20140112_102729Remove the pot from the heat, discard the stick of kombu, and puree the soup in a blender (working in batches to avoid splatters), or using an immersion blender. Add the coconut milk and return the soup to the stove over low heat. Season with salt and pepper to taste.
20140112_104033Serve hot, garnished with fresh herbs.

20140112_12094520140112_121018Treating yourself to this soup is a gift in so many ways. Not only does it taste rich and velvety, it feels like it was meant for comfort on a cold winter day, and all those health benefits are a present for your body. And because it’s free of animal products, gluten, and nuts, it’s something you can share with a great majority of folks.

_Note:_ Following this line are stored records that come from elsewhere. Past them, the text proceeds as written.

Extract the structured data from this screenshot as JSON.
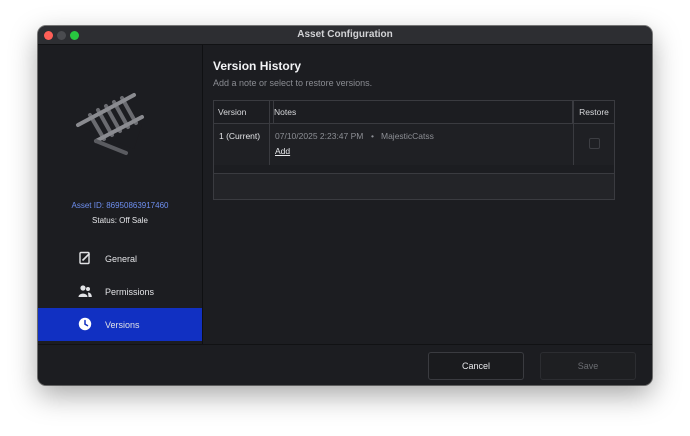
{
  "window": {
    "title": "Asset Configuration"
  },
  "sidebar": {
    "asset_id": "Asset ID: 86950863917460",
    "status": "Status: Off Sale",
    "items": [
      {
        "label": "General",
        "icon": "edit-document-icon",
        "selected": false
      },
      {
        "label": "Permissions",
        "icon": "users-icon",
        "selected": false
      },
      {
        "label": "Versions",
        "icon": "clock-icon",
        "selected": true
      }
    ],
    "selected_color": "#1130c2"
  },
  "main": {
    "title": "Version History",
    "subtitle": "Add a note or select to restore versions.",
    "table": {
      "headers": {
        "version": "Version",
        "notes": "Notes",
        "restore": "Restore"
      },
      "rows": [
        {
          "version": "1 (Current)",
          "date": "07/10/2025 2:23:47 PM",
          "separator": "•",
          "user": "MajesticCatss",
          "add_label": "Add",
          "restore_checked": false
        }
      ]
    }
  },
  "footer": {
    "cancel_label": "Cancel",
    "save_label": "Save"
  }
}
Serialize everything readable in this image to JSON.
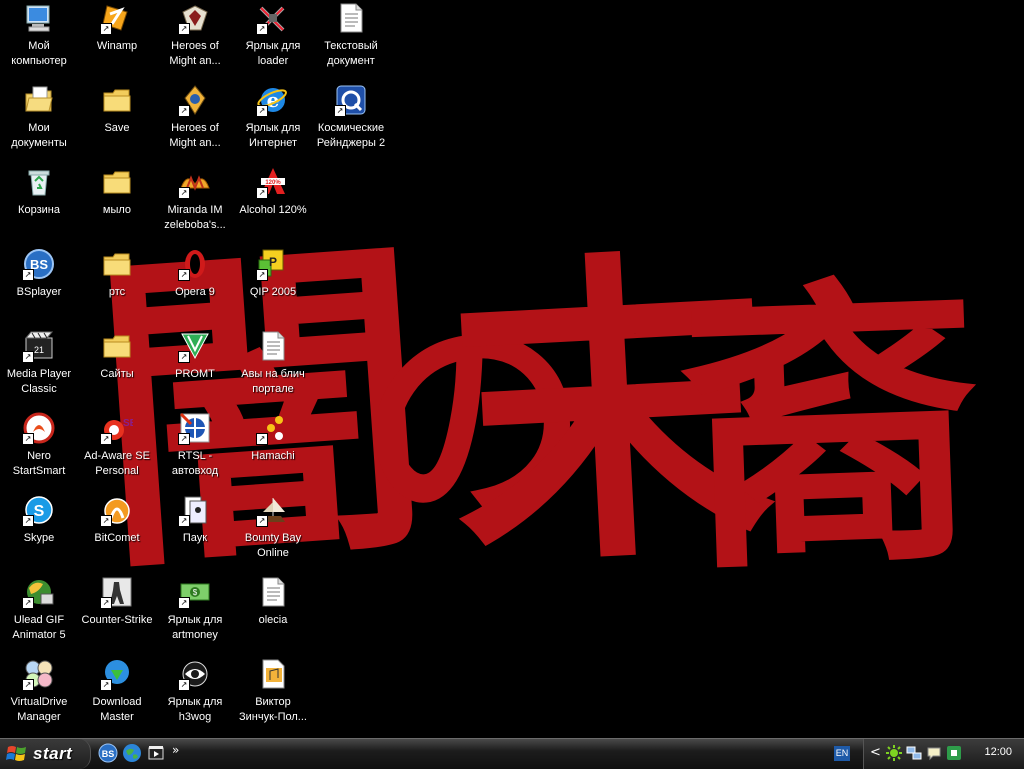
{
  "wallpaper": {
    "glyphs": [
      "闇",
      "の",
      "末",
      "裔"
    ],
    "color": "#b31217"
  },
  "desktop": {
    "icons": [
      {
        "label": "Мой\nкомпьютер",
        "icon": "my-computer-icon",
        "shortcut": false
      },
      {
        "label": "Мои\nдокументы",
        "icon": "my-documents-icon",
        "shortcut": false
      },
      {
        "label": "Корзина",
        "icon": "recycle-bin-icon",
        "shortcut": false
      },
      {
        "label": "BSplayer",
        "icon": "bsplayer-icon",
        "shortcut": true
      },
      {
        "label": "Media Player\nClassic",
        "icon": "media-player-classic-icon",
        "shortcut": true
      },
      {
        "label": "Nero\nStartSmart",
        "icon": "nero-icon",
        "shortcut": true
      },
      {
        "label": "Skype",
        "icon": "skype-icon",
        "shortcut": true
      },
      {
        "label": "Ulead GIF\nAnimator 5",
        "icon": "ulead-gif-animator-icon",
        "shortcut": true
      },
      {
        "label": "VirtualDrive\nManager",
        "icon": "virtualdrive-icon",
        "shortcut": true
      },
      {
        "label": "Winamp",
        "icon": "winamp-icon",
        "shortcut": true
      },
      {
        "label": "Save",
        "icon": "folder-icon",
        "shortcut": false
      },
      {
        "label": "мыло",
        "icon": "folder-icon",
        "shortcut": false
      },
      {
        "label": "ртс",
        "icon": "folder-icon",
        "shortcut": false
      },
      {
        "label": "Сайты",
        "icon": "folder-icon",
        "shortcut": false
      },
      {
        "label": "Ad-Aware SE\nPersonal",
        "icon": "ad-aware-icon",
        "shortcut": true
      },
      {
        "label": "BitComet",
        "icon": "bitcomet-icon",
        "shortcut": true
      },
      {
        "label": "Counter-Strike",
        "icon": "counter-strike-icon",
        "shortcut": true
      },
      {
        "label": "Download\nMaster",
        "icon": "download-master-icon",
        "shortcut": true
      },
      {
        "label": "Heroes of\nMight an...",
        "icon": "heroes-icon",
        "shortcut": true
      },
      {
        "label": "Heroes of\nMight an...",
        "icon": "heroes-4-icon",
        "shortcut": true
      },
      {
        "label": "Miranda IM\nzeleboba's...",
        "icon": "miranda-icon",
        "shortcut": true
      },
      {
        "label": "Opera 9",
        "icon": "opera-icon",
        "shortcut": true
      },
      {
        "label": "PROMT",
        "icon": "promt-icon",
        "shortcut": true
      },
      {
        "label": "RTSL -\nавтовход",
        "icon": "rtsl-icon",
        "shortcut": true
      },
      {
        "label": "Паук",
        "icon": "spider-solitaire-icon",
        "shortcut": true
      },
      {
        "label": "Ярлык для\nartmoney",
        "icon": "artmoney-icon",
        "shortcut": true
      },
      {
        "label": "Ярлык для\nh3wog",
        "icon": "h3wog-icon",
        "shortcut": true
      },
      {
        "label": "Ярлык для\nloader",
        "icon": "loader-icon",
        "shortcut": true
      },
      {
        "label": "Ярлык для\nИнтернет",
        "icon": "internet-explorer-icon",
        "shortcut": true
      },
      {
        "label": "Alcohol 120%",
        "icon": "alcohol-icon",
        "shortcut": true
      },
      {
        "label": "QIP 2005",
        "icon": "qip-icon",
        "shortcut": true
      },
      {
        "label": "Авы на блич\nпортале",
        "icon": "text-document-icon",
        "shortcut": false
      },
      {
        "label": "Hamachi",
        "icon": "hamachi-icon",
        "shortcut": true
      },
      {
        "label": "Bounty Bay\nOnline",
        "icon": "bounty-bay-icon",
        "shortcut": true
      },
      {
        "label": "olecia",
        "icon": "text-document-icon",
        "shortcut": false
      },
      {
        "label": "Виктор\nЗинчук-Пол...",
        "icon": "audio-file-icon",
        "shortcut": false
      },
      {
        "label": "Текстовый\nдокумент",
        "icon": "text-document-icon",
        "shortcut": false
      },
      {
        "label": "Космические\nРейнджеры 2",
        "icon": "space-rangers-icon",
        "shortcut": true
      }
    ]
  },
  "taskbar": {
    "start_label": "start",
    "quick_launch": [
      {
        "icon": "bsplayer-icon"
      },
      {
        "icon": "internet-icon"
      },
      {
        "icon": "media-player-icon"
      }
    ],
    "quick_launch_more": "»",
    "tray": {
      "language": "EN",
      "expand_arrow": "<",
      "icons": [
        "bitcomet-tray-icon",
        "network-icon",
        "messenger-icon",
        "qip-tray-icon"
      ],
      "clock": "12:00"
    }
  }
}
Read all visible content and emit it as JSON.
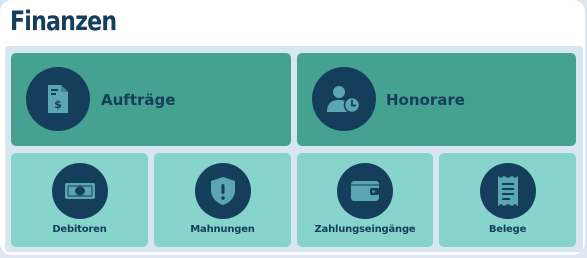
{
  "section": {
    "title": "Finanzen"
  },
  "tiles_large": [
    {
      "label": "Aufträge",
      "icon": "invoice-dollar-icon"
    },
    {
      "label": "Honorare",
      "icon": "user-clock-icon"
    }
  ],
  "tiles_small": [
    {
      "label": "Debitoren",
      "icon": "banknote-icon"
    },
    {
      "label": "Mahnungen",
      "icon": "shield-alert-icon"
    },
    {
      "label": "Zahlungseingänge",
      "icon": "wallet-icon"
    },
    {
      "label": "Belege",
      "icon": "receipt-icon"
    }
  ],
  "colors": {
    "dark_navy": "#153e5c",
    "dark_teal": "#45a190",
    "light_teal": "#86d4cb",
    "icon_light": "#5aa6b6"
  }
}
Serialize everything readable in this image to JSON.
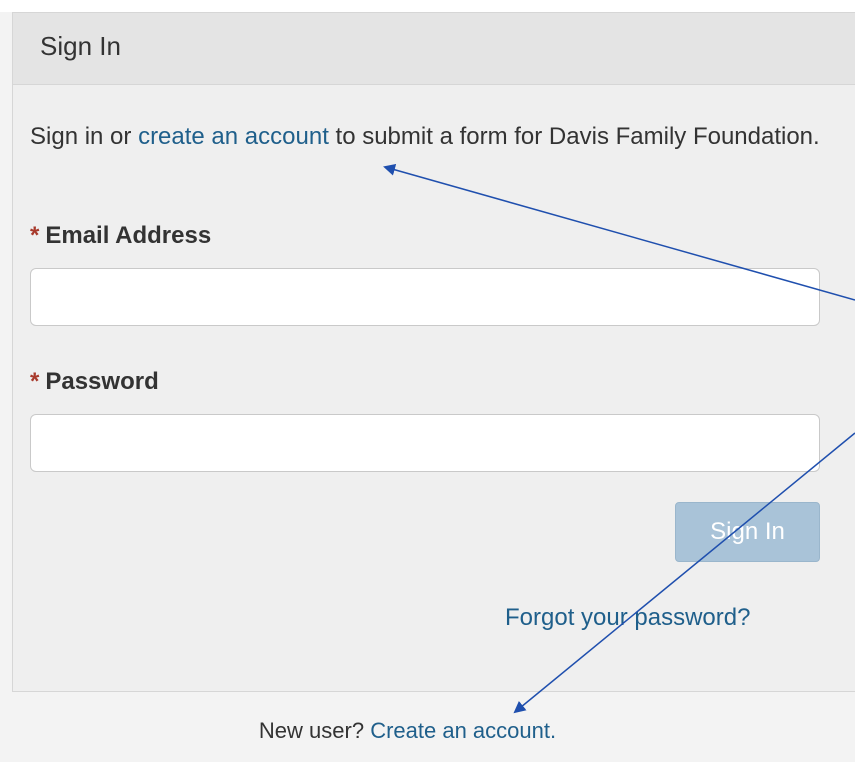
{
  "panel": {
    "title": "Sign In"
  },
  "intro": {
    "prefix": "Sign in or ",
    "link": "create an account",
    "suffix": " to submit a form for Davis Family Foundation."
  },
  "form": {
    "email_label": "Email Address",
    "password_label": "Password",
    "required_marker": "*",
    "email_value": "",
    "password_value": "",
    "submit_label": "Sign In",
    "forgot_label": "Forgot your password?"
  },
  "footer": {
    "prefix": "New user? ",
    "link": "Create an account."
  },
  "colors": {
    "link": "#1f5f8b",
    "required": "#a83a2c",
    "button": "#a9c3d8",
    "annotation_arrow": "#1f4fae"
  }
}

And you know, I think food almost always tastes better when shared.
Ciao for now,
Neen